Under last week's contract award to L3Harris and Raytheon, the companies will research, develop, and produce protected tactical waveform capable modems for tactical satellite communication operations, and work is expected to be completed by April 1, 2025, SMC said. The contract is part of the joint U.S. Air Force and Army Anti-Jam Modem (A3M) program, which supports PTS and is "a critical capability to increase anti-jam and communications capacity for joint tactical warfighters in contested environments," according to SMC.
SMC said that its portfolio architect for satellite communications "has continued to refine the Flexible Modem Interface standards to enable flexible terminals included in the ongoing Satcom Enterprise Management and Control prototype awards under the Space Enterprise Consortium."
"The A3M program will develop and procure protected tactical waveform (PTW) modems anticipated to be compatible with planned future standards," according to SMC.
For its part, Viasat has said that its Hybrid Adaptive Network (HAN) fits with the United States Space Force's (USSF) Vision for Enterprise Satellite Communications (SATCOM) to bolster the speed, agility and resilience of military satellite communications for aircraft and other users.
Released on Jan. 23 and approved by Gen. John Raymond, the chief of space operations for the new U.S. Space Force, the vision says that U.S. Space Force "will provide an operationally effective, affordable, resilient, and secure satellite communications architecture that supports global mission priorities and is adaptable to rapidly changing requirements, technologies, and threats."
U.S. Space Force is to provide satellite communications capabilities to the U.S. Space Command "in order to support joint warfighters across the full spectrum of conflict, in CDO [contested, degraded and operationally-limited environments] and tactically-relevant timelines," according to the vision statement.
The vision statement says that "by creating a single entry point for all Satcom requirements, enterprise Satcom needs can be acquired in a deliberate and efficient manner, avoiding the stovepipes of the past."

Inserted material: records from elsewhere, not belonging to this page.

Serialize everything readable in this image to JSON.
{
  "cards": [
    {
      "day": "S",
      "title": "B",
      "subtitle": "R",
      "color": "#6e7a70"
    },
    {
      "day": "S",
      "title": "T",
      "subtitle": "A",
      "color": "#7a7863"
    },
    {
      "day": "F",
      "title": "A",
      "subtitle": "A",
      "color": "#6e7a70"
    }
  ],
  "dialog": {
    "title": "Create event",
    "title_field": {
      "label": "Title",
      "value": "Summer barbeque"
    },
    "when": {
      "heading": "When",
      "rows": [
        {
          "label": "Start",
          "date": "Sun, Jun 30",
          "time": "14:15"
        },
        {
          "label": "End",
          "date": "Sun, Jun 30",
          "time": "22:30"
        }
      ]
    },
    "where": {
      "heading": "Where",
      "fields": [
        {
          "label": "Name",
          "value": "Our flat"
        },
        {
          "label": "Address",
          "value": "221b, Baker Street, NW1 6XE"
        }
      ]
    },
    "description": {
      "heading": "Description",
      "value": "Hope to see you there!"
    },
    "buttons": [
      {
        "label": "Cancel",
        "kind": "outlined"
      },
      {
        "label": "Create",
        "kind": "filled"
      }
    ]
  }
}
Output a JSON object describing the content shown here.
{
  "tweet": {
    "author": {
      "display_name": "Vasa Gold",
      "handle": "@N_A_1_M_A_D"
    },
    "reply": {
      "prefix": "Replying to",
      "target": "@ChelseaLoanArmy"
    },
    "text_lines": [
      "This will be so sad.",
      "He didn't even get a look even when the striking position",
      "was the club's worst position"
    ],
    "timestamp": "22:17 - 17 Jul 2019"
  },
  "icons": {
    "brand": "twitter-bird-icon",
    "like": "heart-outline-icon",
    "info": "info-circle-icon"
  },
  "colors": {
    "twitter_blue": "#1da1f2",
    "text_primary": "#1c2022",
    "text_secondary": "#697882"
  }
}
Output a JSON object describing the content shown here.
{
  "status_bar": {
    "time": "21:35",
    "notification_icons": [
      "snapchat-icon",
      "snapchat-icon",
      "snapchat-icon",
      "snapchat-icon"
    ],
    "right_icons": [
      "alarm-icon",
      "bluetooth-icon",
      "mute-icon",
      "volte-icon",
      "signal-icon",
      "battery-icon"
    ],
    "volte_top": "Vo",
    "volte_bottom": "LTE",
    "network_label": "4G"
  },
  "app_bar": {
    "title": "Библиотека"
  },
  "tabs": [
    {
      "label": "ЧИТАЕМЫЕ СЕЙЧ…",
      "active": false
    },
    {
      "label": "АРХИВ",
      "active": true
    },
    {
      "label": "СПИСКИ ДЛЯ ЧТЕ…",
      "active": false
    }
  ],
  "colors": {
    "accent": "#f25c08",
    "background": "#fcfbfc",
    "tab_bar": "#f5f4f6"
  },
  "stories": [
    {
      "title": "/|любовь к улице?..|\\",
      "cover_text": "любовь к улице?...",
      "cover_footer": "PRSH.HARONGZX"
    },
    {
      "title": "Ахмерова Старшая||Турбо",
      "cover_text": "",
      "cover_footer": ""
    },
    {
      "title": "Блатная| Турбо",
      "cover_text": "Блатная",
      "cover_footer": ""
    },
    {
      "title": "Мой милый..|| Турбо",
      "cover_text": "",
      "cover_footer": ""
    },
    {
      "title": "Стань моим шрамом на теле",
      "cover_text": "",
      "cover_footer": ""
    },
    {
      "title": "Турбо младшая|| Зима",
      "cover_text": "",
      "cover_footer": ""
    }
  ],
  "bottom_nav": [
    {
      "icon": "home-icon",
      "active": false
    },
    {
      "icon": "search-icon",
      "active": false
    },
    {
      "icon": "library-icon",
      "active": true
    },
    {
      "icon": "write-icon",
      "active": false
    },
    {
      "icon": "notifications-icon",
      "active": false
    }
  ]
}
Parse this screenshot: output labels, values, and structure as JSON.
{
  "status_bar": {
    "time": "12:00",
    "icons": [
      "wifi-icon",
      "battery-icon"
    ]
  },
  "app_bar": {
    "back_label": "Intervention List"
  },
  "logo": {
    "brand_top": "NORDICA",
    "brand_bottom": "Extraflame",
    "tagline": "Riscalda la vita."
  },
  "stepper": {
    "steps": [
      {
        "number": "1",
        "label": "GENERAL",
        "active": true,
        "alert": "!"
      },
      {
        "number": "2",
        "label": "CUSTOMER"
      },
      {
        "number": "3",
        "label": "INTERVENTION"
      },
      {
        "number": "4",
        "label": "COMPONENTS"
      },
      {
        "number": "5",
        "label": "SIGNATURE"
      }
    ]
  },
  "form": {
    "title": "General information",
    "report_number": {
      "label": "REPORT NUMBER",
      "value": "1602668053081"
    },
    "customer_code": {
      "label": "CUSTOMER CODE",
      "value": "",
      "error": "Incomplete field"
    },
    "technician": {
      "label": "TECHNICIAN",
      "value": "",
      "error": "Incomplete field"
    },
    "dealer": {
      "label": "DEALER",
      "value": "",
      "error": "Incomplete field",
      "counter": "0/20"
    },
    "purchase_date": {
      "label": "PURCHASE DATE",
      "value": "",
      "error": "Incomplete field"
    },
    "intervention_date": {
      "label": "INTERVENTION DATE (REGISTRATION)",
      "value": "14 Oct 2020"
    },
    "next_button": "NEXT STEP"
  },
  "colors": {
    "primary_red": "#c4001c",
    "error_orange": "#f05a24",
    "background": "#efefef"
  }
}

"A portion of commercial Satcom will be provided through managed services, providing flexible, cost-efficient (by-the-byte) support across multiple constellations, frequency bands, possibly orbits," according to the vision statement. "In some cases, specific power-bandwidth for special user and legacy terminals will be acquired using multi-year, pooled-resource contracts when possible. Individual single-year leases will be rare and only used when no other options exist."
FMI and HAN are similar "with one important difference," Lober told Avionics. "In the Hughes and Air Force approach, those decisions on which [DoD and commercial satellite] networks you operate are made by the government, not made by a single contractor using a proprietary approach. It's [FMI] a totally open systems approach where the government would make these decisions on which network to use."
Under a teaming arrangement with Boeing, Hughes has also been working to develop the network and mission management pieces of the Protected Tactical Enterprise System (PTES) – the ground segment of PTS.
"I think what's significant in that program [PTES] regarding commercial industry is it's really not a stove-piped system," Lober said. "It's not another AEHF [Advanced Extremely High Frequency satellite], which is really a bulletproof system to be used in the event of nuclear war. It's [PTES] an anti-jam system that will operate on current WGS [Wideband Global Satcom] satellites, commercial satellites, and this new PTS satellite. It kind of gets into that hybrid network type of approach in knocking down the stovepipes."